So, purchasing a 5G network that has specific capabilities that you ask for, makes you a network slice customer (NSC). You are not buying the entire 5G network with its entire bandwidth. You are just asking for a portion/slice of it to be provided to you. Whatever features embedded on the network that you’ve asked for, are commonly referred to as a template. With the feature template, the network provider provides you the specific slice. The template is known as Network Slice Template (NEST).

Remember that it is still a virtual instance of a 5G network wherein the core network entities such as AMF, SMF, NRF, NWDAF etc. are running as microservices in Linux container, managed by Kubernetes. A network slice absolutely requires a RAN, and core network to operate.
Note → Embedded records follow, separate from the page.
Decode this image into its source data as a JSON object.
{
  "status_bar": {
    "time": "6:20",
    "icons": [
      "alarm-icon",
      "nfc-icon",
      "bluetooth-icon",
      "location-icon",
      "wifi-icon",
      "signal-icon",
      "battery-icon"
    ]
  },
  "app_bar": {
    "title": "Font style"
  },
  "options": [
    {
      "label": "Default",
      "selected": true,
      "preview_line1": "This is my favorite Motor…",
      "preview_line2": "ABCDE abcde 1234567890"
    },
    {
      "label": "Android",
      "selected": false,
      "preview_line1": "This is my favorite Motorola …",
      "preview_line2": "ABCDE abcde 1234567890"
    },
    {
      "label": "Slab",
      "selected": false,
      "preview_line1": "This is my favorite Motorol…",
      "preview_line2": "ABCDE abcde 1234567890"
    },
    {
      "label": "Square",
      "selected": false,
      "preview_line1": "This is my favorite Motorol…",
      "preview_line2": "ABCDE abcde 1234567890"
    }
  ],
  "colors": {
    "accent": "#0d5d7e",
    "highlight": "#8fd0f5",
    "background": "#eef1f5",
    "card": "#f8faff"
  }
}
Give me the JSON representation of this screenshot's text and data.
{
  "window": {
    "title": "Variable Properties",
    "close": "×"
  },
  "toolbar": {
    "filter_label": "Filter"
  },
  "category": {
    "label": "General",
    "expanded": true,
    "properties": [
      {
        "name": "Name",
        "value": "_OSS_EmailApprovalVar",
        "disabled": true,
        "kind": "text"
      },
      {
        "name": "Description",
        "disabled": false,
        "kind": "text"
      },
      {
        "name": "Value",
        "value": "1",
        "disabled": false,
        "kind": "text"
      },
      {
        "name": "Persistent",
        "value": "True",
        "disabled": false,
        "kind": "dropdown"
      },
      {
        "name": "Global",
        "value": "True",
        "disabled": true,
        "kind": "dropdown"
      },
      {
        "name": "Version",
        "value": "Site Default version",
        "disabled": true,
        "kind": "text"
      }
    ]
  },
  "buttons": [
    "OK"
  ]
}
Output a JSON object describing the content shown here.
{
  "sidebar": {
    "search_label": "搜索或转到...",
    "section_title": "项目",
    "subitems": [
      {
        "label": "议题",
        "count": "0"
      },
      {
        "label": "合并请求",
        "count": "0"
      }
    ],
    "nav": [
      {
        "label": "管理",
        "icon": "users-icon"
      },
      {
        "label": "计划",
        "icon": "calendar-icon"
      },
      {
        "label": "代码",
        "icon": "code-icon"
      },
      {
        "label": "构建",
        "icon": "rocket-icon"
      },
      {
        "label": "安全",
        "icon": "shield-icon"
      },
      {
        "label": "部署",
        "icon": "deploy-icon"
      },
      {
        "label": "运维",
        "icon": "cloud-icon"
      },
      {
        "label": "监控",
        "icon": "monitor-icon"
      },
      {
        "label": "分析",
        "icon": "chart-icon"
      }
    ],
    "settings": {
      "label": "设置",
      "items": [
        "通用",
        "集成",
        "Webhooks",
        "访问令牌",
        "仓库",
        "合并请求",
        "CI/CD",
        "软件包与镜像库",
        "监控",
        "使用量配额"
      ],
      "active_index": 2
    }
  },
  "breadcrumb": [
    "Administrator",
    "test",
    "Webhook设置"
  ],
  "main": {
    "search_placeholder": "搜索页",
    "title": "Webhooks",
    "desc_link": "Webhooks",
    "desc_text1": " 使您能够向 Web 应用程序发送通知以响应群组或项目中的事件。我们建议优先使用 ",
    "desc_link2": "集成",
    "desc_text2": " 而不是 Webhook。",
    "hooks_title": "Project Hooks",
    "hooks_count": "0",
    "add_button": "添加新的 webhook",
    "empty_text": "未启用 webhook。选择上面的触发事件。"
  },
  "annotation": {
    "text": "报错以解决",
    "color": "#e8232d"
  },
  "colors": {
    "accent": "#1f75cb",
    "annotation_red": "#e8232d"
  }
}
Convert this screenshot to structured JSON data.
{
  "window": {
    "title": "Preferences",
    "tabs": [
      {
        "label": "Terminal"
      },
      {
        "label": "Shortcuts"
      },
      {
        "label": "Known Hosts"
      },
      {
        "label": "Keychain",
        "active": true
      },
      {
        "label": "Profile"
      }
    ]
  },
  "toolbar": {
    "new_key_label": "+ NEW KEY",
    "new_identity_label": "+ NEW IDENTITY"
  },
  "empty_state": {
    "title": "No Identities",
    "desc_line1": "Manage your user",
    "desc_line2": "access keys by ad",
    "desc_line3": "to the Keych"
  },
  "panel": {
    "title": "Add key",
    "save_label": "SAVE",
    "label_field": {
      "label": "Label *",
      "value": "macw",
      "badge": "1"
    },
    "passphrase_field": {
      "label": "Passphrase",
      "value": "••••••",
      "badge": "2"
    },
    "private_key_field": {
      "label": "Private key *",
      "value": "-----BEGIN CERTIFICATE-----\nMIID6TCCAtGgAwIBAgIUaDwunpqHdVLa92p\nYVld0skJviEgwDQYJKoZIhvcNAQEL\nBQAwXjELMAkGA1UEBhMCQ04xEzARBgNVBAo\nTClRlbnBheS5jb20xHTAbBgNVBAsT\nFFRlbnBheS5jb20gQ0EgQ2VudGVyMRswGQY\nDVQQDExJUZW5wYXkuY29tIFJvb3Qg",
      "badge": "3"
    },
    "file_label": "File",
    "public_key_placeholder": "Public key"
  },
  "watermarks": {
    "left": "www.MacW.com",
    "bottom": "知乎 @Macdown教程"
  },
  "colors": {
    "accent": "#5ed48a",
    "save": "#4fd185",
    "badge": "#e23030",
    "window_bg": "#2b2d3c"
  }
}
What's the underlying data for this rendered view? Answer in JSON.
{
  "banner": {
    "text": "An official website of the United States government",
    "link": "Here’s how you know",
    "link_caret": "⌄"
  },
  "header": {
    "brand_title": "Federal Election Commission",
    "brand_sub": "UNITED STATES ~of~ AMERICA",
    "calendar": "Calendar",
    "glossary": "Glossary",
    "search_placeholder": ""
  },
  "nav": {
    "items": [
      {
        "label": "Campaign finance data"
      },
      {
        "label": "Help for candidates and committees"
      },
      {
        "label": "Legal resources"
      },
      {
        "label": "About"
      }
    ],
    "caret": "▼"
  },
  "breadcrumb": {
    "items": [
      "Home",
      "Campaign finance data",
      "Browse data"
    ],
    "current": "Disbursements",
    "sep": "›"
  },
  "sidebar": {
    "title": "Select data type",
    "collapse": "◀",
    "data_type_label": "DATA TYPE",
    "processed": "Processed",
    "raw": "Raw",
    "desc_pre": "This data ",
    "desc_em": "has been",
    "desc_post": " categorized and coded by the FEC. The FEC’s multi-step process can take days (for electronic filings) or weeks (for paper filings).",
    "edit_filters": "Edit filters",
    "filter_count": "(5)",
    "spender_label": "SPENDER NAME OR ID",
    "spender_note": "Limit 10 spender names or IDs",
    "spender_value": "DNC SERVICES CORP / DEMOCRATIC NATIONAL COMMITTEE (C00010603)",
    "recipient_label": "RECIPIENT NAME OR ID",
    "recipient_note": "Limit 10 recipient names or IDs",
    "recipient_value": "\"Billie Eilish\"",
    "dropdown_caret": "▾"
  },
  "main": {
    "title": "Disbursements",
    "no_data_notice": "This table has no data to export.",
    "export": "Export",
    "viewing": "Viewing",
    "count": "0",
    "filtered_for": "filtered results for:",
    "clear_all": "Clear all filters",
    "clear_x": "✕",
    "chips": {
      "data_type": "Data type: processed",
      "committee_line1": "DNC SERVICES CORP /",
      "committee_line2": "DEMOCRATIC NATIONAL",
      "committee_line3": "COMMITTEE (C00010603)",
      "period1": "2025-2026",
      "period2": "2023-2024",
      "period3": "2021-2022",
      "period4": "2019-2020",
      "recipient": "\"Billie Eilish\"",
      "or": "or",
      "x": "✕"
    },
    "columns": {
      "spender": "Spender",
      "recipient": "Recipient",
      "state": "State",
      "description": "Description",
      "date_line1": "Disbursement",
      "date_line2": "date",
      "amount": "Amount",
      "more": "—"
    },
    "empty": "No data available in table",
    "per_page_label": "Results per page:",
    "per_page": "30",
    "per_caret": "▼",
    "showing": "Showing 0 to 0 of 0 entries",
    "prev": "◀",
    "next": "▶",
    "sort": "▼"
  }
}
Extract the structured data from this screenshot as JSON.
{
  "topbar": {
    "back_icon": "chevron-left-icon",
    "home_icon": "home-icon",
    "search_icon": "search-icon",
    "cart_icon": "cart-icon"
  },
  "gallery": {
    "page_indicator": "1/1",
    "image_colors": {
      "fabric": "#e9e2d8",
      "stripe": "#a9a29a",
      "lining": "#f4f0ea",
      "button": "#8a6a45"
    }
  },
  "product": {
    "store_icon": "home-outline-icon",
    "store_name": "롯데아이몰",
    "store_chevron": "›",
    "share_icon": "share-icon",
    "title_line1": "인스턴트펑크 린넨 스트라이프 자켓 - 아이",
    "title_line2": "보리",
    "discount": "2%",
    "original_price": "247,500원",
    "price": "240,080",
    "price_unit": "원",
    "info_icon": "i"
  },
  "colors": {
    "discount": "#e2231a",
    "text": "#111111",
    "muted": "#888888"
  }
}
The previous ‘cake’ example explained by an author, serves as a good starting point!